TASK DESCRIPTION ::
Go through the records below line by line, counting those that contain the word "total"; answer with the count only.

DATA EXCERPTS ::
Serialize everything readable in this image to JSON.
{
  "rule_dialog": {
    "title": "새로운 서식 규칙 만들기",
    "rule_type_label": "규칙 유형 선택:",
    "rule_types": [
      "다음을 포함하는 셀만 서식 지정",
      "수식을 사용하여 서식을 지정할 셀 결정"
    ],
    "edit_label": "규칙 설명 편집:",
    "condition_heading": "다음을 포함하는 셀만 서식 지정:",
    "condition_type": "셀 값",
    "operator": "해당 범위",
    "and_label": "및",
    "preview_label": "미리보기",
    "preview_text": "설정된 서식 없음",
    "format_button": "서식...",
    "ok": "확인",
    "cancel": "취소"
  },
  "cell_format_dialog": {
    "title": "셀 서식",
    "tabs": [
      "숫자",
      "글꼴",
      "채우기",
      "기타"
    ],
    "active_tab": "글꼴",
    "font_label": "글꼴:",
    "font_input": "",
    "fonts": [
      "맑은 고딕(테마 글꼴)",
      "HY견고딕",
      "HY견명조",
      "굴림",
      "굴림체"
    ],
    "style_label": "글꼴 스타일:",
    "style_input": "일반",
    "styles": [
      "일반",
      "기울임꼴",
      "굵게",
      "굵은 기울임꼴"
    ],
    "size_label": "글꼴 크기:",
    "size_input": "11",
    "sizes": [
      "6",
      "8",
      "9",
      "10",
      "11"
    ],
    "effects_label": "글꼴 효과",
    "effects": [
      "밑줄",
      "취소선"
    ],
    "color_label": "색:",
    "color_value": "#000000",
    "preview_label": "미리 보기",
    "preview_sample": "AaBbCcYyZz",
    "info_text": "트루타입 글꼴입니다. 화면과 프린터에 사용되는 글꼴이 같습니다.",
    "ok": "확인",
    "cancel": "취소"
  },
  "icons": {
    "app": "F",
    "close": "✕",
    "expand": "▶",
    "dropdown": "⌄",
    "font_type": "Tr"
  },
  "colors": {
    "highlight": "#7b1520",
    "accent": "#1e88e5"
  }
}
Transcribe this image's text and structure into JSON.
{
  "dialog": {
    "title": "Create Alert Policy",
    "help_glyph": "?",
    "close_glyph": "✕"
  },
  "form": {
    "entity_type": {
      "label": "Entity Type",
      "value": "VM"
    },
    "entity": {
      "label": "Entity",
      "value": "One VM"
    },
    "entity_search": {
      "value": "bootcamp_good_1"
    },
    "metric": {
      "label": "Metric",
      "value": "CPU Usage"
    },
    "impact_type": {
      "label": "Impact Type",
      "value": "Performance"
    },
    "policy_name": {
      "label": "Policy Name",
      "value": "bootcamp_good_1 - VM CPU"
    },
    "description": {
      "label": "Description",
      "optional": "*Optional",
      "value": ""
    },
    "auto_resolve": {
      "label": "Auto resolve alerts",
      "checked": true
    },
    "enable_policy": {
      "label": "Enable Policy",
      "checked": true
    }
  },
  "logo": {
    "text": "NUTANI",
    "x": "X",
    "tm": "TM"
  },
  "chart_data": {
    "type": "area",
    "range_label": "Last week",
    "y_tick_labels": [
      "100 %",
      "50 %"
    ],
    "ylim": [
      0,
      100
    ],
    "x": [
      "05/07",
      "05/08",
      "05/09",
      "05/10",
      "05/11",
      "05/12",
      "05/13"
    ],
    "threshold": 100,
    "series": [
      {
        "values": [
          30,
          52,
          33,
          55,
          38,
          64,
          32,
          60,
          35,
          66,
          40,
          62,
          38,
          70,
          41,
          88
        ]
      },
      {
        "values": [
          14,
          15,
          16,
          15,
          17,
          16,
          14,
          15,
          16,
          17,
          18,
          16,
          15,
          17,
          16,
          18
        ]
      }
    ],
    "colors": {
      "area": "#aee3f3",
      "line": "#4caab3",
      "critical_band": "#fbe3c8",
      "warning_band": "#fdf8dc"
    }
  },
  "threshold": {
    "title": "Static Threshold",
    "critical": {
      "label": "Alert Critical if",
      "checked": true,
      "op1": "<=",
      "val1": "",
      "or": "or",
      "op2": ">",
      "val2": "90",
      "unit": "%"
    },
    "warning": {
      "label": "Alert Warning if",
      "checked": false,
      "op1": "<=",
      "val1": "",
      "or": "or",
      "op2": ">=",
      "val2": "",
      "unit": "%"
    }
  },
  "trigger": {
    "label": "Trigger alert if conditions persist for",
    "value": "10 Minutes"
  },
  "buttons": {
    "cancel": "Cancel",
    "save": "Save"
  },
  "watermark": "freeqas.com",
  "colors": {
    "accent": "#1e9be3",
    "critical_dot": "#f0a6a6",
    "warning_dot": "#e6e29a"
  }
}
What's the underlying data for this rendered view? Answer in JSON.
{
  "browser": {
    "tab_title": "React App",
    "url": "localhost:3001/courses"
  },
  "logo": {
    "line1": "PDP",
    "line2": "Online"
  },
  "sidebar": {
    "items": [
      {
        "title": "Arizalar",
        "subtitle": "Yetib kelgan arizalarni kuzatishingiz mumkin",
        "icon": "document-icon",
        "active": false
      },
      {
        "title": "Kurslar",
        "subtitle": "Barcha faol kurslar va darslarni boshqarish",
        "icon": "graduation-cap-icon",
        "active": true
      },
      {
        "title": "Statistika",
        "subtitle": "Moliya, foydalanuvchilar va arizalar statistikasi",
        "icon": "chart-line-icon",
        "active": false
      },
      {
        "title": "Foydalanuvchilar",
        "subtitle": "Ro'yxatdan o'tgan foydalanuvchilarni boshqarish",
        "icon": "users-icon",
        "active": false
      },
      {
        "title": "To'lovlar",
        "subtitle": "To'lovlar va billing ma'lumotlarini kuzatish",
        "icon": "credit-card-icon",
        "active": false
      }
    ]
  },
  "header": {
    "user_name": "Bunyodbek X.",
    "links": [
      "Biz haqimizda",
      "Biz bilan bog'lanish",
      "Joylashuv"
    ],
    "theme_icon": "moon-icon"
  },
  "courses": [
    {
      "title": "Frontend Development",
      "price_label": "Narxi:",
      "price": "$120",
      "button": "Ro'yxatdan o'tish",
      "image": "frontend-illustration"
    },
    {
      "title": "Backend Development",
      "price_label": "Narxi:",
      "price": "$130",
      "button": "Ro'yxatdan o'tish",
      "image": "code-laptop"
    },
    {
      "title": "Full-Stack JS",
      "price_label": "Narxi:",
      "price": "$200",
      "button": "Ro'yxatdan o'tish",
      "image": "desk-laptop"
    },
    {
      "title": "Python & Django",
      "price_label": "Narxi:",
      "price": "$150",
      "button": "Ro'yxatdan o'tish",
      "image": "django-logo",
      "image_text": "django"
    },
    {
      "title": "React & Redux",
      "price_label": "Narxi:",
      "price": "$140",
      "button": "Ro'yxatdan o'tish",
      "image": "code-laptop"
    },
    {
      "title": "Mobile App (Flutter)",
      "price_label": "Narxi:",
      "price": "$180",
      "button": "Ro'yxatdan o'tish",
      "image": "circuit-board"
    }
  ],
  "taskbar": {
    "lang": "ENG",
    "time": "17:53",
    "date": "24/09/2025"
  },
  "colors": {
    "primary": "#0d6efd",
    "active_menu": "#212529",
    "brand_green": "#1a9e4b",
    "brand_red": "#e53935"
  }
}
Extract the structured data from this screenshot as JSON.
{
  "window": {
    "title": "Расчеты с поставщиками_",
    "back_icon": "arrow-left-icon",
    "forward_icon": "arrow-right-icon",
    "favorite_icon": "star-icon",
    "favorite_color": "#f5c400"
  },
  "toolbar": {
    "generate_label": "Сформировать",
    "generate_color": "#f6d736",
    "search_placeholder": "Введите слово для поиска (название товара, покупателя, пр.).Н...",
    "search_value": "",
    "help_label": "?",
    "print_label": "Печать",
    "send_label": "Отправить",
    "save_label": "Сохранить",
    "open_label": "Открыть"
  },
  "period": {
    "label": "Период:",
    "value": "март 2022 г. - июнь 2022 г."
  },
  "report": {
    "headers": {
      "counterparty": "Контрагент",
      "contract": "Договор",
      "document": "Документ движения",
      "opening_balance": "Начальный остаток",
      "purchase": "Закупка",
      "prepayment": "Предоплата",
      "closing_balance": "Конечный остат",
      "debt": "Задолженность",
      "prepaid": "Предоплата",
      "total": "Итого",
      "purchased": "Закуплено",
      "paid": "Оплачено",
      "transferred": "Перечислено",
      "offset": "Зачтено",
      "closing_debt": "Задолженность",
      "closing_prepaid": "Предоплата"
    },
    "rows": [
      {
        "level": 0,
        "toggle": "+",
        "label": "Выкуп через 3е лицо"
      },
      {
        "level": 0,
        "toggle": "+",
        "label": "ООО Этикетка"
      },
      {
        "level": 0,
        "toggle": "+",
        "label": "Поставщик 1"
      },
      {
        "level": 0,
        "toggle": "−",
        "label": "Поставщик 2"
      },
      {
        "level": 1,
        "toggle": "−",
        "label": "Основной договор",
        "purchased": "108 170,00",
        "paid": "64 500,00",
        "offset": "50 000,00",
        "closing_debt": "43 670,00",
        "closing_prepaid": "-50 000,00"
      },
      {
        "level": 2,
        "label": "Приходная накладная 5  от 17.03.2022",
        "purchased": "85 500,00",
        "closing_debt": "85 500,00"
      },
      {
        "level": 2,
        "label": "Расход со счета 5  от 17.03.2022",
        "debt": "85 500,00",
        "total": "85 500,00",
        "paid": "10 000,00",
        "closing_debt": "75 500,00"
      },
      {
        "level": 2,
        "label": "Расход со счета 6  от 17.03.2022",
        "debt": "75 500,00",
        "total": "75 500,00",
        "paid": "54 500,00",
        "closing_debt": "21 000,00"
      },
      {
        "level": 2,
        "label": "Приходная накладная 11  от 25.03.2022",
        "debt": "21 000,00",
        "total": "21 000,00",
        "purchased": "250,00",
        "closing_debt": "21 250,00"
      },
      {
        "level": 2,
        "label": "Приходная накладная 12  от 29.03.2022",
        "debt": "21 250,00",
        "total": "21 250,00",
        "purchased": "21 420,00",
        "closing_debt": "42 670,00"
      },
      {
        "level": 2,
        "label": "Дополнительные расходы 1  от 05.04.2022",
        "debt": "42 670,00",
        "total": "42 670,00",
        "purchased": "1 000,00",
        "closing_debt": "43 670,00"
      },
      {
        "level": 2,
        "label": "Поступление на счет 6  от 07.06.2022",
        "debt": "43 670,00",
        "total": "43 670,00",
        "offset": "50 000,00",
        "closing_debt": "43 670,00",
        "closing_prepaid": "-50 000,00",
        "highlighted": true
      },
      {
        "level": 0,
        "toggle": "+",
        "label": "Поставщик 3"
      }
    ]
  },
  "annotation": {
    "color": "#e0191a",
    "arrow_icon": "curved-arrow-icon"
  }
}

RESULT OF THIS TASK ::
7